* [Task goal]:
From the records below, take each line where the string "Status" shows up and copy it.

* [Extracted material]:
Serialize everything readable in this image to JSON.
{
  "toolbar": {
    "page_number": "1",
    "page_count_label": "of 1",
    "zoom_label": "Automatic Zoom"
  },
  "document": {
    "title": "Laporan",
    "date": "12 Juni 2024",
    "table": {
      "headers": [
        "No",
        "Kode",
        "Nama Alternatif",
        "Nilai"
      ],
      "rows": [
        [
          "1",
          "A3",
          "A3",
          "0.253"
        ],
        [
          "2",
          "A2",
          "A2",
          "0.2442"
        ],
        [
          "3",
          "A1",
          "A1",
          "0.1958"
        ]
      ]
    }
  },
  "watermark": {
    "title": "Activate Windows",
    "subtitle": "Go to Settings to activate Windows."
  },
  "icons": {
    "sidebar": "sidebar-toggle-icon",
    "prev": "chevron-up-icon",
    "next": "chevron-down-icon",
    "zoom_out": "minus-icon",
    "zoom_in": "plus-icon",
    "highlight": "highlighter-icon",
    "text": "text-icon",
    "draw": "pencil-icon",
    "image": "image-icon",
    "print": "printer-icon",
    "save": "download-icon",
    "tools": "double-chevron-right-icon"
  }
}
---
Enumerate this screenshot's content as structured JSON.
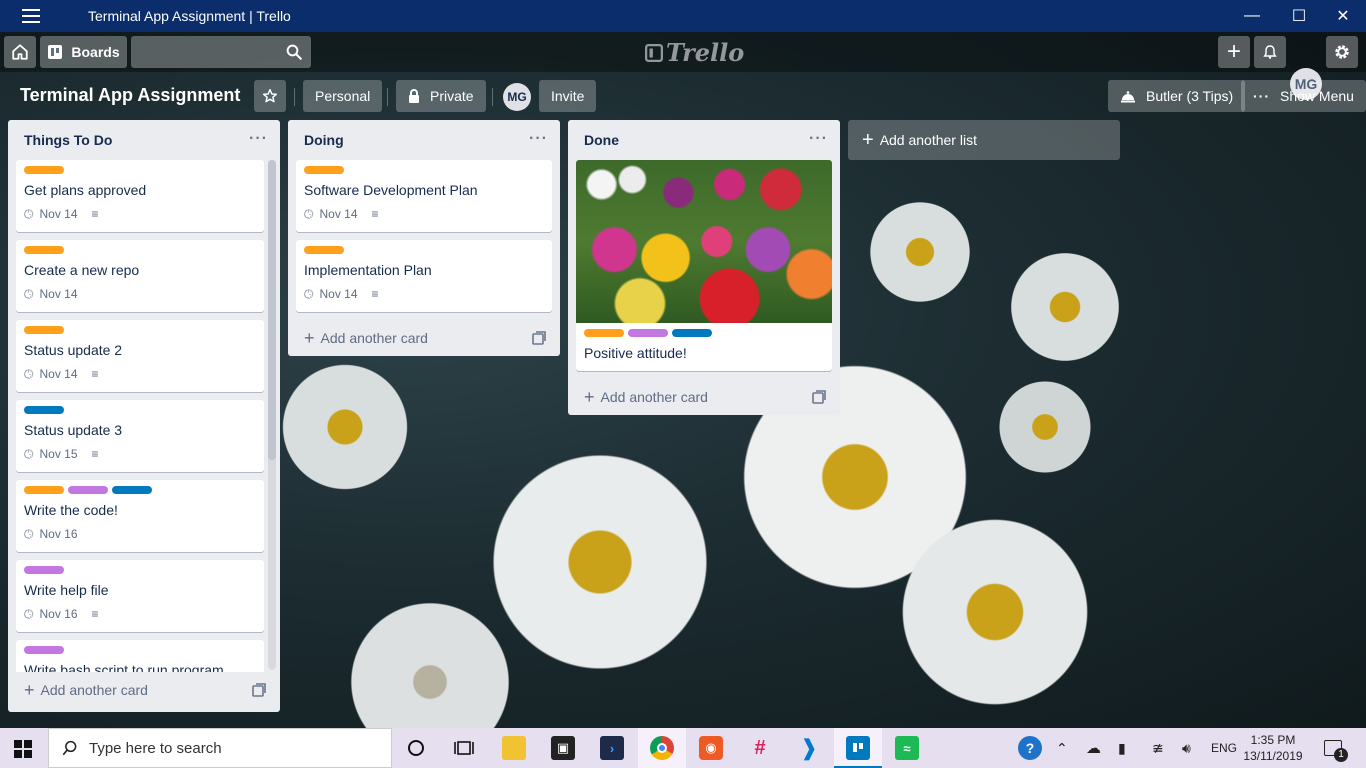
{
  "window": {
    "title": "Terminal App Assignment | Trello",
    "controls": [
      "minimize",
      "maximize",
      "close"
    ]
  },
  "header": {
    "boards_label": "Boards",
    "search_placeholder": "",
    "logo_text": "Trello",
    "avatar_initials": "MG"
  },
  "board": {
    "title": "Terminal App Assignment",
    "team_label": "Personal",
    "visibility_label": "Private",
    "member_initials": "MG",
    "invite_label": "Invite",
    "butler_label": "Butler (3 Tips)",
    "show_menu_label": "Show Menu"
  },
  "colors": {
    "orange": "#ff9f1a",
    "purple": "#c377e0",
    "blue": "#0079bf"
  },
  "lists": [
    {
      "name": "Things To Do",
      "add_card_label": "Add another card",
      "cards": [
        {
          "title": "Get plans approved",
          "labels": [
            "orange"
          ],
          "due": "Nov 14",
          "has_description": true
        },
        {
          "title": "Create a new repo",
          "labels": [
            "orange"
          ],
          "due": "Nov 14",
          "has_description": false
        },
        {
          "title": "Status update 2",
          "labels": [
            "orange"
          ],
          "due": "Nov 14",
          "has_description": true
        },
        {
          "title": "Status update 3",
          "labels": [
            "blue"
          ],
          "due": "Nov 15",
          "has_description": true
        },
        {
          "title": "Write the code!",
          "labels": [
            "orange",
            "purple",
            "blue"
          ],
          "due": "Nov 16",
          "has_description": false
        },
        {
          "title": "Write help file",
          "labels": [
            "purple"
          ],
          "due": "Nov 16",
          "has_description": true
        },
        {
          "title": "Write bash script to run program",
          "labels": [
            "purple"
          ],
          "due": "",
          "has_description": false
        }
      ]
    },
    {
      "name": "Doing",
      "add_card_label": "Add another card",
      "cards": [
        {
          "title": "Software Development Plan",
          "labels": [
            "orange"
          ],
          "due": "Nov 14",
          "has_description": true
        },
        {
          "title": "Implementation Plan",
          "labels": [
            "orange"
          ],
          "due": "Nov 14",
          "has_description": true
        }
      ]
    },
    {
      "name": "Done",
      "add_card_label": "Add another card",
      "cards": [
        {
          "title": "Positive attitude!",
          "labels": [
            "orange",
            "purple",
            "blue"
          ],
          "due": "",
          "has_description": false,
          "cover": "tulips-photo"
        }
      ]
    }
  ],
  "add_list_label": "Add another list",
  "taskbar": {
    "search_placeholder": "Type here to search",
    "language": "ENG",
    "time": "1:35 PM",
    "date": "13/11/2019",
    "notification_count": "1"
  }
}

* [Completed task]:
          "title": "Status update 2",
          "title": "Status update 3",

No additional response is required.